For P1, I began shooting at the south side rail of the grandstand, a few rows down from the top row, in my quest for bird’s eye view images. Within the first dozen images I could see how the cars were tracking and how the fencing, and the shadows cast by it, was impacting my images. I realized that an adjustment was required and so I moved. The optimal shooting position was lower down towards the middle of the grandstand and it was from here that I got my best shots for this specific angle.
Towards the midpoint of the session the action dropped off and the track got quiet. The best time to change locations. I surveyed the hairpin and decided that my next target was to shoot the cars tight to the wall as they exited the corner. I wanted the colourful cars posed against the backdrop of the green Rolex advertising banners. To accomplish this I needed to move to the lowest rows of the grandstand to flatten the angle as much as possible. I liked what I was getting here and yet after 30 or so shots I knew it was time to change it up. By moving laterally across the stand to the north side the shooting angle shifted from head-on to more of a side profile. Upon review the images shot from this point were among my favourites from the race weekend. Solid proof that moving around and hunting for variety in your images is the key to a successful shoot.
A few moments later, while the session was stopped for a red flag on-track incident, my phone buzzed.
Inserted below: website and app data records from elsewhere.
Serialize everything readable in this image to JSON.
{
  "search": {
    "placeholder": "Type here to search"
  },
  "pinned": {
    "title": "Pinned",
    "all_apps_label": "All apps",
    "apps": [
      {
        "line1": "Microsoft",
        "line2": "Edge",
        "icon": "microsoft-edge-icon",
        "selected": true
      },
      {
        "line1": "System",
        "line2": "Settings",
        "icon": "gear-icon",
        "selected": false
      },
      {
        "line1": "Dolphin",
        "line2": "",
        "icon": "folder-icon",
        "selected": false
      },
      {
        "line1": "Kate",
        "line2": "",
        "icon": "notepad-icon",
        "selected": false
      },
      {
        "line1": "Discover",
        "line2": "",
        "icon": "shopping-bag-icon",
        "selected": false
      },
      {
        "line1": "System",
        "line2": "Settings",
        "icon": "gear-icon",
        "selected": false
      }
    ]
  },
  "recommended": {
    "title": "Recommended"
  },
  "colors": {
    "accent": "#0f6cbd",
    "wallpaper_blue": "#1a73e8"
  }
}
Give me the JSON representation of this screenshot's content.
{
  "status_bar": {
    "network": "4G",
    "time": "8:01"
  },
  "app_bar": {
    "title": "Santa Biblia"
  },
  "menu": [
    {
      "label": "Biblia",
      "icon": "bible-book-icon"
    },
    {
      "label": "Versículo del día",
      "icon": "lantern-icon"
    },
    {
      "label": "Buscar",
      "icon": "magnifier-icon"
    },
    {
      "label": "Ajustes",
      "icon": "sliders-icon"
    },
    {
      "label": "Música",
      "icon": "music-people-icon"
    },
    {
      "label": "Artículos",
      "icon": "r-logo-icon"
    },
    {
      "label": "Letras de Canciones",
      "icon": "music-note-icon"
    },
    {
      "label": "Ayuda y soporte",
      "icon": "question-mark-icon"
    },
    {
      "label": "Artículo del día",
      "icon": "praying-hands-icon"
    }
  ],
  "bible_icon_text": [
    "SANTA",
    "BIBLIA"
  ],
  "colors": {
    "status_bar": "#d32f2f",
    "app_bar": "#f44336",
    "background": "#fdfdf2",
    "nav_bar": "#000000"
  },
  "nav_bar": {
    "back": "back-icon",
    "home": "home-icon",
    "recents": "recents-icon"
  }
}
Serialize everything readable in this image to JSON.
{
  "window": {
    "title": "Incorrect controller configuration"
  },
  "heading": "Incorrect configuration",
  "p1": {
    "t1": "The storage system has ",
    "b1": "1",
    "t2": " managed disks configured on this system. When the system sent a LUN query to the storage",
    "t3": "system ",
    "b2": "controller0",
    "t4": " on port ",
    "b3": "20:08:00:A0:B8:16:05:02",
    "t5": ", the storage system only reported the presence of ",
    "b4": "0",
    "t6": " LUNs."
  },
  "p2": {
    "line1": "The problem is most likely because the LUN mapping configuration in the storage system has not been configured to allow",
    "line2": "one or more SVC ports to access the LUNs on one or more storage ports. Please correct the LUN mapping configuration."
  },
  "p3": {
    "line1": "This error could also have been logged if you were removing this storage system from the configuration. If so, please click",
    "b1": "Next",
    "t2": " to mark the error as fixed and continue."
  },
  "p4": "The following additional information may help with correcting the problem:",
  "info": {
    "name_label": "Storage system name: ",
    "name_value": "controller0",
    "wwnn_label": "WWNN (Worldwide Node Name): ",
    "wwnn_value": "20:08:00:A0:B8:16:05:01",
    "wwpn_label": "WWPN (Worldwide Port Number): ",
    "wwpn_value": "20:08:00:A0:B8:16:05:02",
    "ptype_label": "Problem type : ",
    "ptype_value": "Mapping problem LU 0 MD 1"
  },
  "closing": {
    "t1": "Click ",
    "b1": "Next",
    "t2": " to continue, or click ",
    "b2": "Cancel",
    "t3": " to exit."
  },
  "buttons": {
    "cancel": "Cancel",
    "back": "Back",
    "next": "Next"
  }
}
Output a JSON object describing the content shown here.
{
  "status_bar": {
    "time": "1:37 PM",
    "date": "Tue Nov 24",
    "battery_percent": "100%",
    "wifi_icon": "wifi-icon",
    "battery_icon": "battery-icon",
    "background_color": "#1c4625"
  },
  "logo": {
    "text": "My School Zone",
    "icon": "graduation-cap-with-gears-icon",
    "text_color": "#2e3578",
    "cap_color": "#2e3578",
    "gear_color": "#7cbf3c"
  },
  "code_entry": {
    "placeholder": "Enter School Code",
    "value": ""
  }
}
It was a text from a buddy in Toronto who was watching the P1 session on TV. He had sent me a screen-grab from the telecast showing me, camera in hand, in the grandstand waiting for the session to resume. Ahh, the wonders of technology!
A truly epic shooting day! I would have happily stayed for a P3 if there had been one. Back at the hotel I fired up the laptop and took a quick look at what I had shot. Really pleased with my results and feeling very fortunate to be able to roam about freely in grandstand no.34 for the Friday practice sessions.
I hope this post will encourage you to get out of your seat and get after it! Variety will not sit down in the seat next to you. Variety is out there waiting for you and so you need to move around and seek it. Think: Treasure Hunt! Great images are out there for those who will go out and create them!